New Orleans, the sixth-largest port in the nation, is filled with retired shipping containers once used to transport cargo up and down the Mississippi River and around the world. Committed to minimalist living, a landscape architect who teaches at the city's Tulane University and his pastry chef wife "upcycled" a pair of the massive steel boxes to create a 720-square-foot home on their 25-foot-wide sliver of a lot.
"We wanted to have a deliberately small footprint," says Seth Rodewald-Bates, who is also an associate with Spackman Mossop and Michaels, a landscape architecture and urban design firm.
He and Elisabeth Davies began with two four-ton containers, purchased for less than $5,000 each from a shipping terminal five miles downriver, and then connected them with a 220-square-foot addition made from more-traditional materials. The house includes a small bedroom and bathroom, a living area, and an office. Its open layout is just roomy enough for a sofa, five chairs, a kitchen island, two bicycles, a standing fan, bookshelves for 400 books, and a 10-foot desk. "Contemporary space and contemporary consumption don't go together very well, so you have to embrace it," says Rodewald-Bates.
Designed to weather wind, rain, and salt, the sturdy containers remain primed in orange-brown and still sport stenciled numbers once used to identify cargo. Their heavy-handled doors now function as storm shutters. A concrete foundation raised two and a half feet from the sidewalk provides protection from flooding, while permeable gravel in the front yard drains rainwater.

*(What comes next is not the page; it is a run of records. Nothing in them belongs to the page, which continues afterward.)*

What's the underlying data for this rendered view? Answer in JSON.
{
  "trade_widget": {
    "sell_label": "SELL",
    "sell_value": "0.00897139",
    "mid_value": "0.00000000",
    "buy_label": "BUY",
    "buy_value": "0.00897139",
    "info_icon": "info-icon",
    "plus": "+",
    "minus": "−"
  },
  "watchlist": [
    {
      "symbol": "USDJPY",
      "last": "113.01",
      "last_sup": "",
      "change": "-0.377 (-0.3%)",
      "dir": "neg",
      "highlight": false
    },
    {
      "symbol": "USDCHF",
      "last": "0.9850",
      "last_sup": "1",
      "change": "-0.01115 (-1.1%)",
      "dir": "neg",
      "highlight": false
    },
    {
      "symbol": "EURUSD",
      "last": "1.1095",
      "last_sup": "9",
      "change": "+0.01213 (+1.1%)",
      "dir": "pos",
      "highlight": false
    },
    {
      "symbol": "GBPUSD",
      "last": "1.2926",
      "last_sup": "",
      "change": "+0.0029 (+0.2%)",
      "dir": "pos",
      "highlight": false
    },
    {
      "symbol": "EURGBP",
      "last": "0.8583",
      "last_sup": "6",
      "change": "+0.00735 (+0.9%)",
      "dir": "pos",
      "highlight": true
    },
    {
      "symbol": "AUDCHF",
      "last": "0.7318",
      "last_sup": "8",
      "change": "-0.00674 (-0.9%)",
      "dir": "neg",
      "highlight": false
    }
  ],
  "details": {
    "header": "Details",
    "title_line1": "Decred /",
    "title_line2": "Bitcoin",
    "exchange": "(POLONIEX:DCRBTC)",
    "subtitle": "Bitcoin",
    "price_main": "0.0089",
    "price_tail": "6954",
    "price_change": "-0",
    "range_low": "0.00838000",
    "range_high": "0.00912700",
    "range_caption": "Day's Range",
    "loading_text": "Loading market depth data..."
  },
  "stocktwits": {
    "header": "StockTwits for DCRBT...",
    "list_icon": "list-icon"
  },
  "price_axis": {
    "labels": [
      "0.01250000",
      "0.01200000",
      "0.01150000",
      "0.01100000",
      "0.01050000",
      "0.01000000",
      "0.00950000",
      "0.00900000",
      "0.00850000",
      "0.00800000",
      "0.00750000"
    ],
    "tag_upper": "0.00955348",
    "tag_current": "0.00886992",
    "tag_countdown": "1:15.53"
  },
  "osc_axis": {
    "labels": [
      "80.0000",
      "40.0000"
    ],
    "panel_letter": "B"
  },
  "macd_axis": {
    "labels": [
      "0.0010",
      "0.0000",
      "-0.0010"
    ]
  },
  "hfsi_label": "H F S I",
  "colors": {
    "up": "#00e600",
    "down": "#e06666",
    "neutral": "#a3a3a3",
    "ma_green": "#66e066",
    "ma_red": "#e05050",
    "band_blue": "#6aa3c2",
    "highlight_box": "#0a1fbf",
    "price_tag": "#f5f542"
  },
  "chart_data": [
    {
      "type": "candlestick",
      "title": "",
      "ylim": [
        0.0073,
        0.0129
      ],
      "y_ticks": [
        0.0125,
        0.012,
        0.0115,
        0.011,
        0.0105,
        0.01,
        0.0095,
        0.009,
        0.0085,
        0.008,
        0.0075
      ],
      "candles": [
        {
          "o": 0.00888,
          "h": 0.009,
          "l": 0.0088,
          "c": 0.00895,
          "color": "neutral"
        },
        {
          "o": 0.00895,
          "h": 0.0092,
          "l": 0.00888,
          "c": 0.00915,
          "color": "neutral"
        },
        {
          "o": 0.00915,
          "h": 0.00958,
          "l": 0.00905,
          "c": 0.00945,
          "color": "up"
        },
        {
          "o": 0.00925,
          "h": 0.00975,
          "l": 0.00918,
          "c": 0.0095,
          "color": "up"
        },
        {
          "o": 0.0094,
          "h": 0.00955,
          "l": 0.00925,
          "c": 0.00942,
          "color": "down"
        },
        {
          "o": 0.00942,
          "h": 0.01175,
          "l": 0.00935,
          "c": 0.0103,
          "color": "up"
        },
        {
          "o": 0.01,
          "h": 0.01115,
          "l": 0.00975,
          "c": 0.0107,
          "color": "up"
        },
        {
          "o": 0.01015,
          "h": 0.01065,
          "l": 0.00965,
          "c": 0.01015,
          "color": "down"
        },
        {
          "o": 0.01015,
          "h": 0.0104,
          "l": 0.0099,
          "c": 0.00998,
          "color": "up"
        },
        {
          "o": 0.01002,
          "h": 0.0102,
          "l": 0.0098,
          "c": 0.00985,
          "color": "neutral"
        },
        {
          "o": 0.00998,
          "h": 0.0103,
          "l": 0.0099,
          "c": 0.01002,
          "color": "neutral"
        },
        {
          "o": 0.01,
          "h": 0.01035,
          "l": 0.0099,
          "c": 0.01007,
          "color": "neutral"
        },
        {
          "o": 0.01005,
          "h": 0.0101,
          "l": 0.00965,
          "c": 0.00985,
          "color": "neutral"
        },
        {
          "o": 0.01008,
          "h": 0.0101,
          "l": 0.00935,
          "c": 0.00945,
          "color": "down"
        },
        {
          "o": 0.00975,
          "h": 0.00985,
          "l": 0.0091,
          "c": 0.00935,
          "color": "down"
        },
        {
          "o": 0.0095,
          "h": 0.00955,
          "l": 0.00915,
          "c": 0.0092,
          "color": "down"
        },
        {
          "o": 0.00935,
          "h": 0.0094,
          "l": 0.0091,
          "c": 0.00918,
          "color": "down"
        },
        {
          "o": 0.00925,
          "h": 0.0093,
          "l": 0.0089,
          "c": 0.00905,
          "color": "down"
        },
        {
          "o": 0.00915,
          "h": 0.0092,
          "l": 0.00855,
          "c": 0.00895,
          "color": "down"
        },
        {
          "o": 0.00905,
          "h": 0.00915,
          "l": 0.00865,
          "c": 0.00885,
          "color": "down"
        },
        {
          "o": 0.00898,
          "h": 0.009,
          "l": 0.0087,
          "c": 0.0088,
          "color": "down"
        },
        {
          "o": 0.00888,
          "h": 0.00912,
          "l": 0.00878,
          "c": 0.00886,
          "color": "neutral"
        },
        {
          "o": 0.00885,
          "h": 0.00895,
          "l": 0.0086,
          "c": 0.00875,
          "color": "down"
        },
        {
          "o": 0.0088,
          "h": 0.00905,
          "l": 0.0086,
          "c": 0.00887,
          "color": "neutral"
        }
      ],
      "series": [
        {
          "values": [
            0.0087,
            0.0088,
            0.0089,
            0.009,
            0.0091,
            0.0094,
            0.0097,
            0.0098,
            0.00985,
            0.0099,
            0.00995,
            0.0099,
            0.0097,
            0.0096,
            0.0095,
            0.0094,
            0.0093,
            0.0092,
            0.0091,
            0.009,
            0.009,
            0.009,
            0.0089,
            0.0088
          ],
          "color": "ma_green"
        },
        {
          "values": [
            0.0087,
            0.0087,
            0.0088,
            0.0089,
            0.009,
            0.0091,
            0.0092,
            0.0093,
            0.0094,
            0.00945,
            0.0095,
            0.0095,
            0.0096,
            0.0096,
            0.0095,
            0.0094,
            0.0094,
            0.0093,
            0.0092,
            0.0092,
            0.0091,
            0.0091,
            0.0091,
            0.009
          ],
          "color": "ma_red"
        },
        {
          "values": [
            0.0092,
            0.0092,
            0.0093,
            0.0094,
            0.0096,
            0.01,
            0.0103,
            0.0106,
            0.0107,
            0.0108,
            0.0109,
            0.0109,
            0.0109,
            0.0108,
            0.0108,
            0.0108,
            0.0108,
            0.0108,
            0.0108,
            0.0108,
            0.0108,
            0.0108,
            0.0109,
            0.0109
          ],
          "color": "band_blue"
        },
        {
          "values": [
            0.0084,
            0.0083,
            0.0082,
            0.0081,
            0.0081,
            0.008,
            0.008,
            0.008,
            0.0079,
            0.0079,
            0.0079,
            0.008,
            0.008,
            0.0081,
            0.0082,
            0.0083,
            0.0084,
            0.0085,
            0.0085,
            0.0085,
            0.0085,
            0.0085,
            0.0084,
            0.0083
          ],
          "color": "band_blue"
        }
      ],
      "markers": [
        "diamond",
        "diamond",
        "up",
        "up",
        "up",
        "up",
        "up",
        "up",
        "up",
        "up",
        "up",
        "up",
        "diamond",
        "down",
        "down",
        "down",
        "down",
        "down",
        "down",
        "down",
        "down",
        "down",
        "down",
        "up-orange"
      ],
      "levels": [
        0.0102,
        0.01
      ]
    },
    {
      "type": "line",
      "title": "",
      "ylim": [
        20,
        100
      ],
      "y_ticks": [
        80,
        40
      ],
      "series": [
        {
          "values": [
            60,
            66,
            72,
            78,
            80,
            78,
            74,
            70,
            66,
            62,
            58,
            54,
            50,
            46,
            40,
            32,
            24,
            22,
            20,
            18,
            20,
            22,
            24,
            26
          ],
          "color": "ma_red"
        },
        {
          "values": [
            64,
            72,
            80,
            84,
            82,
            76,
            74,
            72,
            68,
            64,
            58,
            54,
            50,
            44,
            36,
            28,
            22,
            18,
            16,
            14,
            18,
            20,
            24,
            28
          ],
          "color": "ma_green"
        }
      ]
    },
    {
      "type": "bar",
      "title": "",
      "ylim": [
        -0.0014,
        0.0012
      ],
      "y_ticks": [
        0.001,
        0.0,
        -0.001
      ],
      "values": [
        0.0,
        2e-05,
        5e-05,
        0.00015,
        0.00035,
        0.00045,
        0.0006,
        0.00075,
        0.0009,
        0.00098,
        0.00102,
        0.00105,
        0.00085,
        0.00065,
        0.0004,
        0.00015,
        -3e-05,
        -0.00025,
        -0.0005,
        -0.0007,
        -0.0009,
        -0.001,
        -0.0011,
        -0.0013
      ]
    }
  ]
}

To bring in light and add warmth, the addition was constructed using wood slats, steel cables, and Polygal polycarbonate—an acrylic material that looks like rippled translucent glass. Throughout the house, walls and framework were painted white. Floors and furniture were crafted from Southern yellow pine. Carrara marble graces the bathroom, while granite countertops and a fancy five-burner stove (for Davies) round out the kitchen. Out back, Rodewald-Bates built an appropriately petite plunge pool. "Just because the house is small doesn't mean you have to skimp," he says.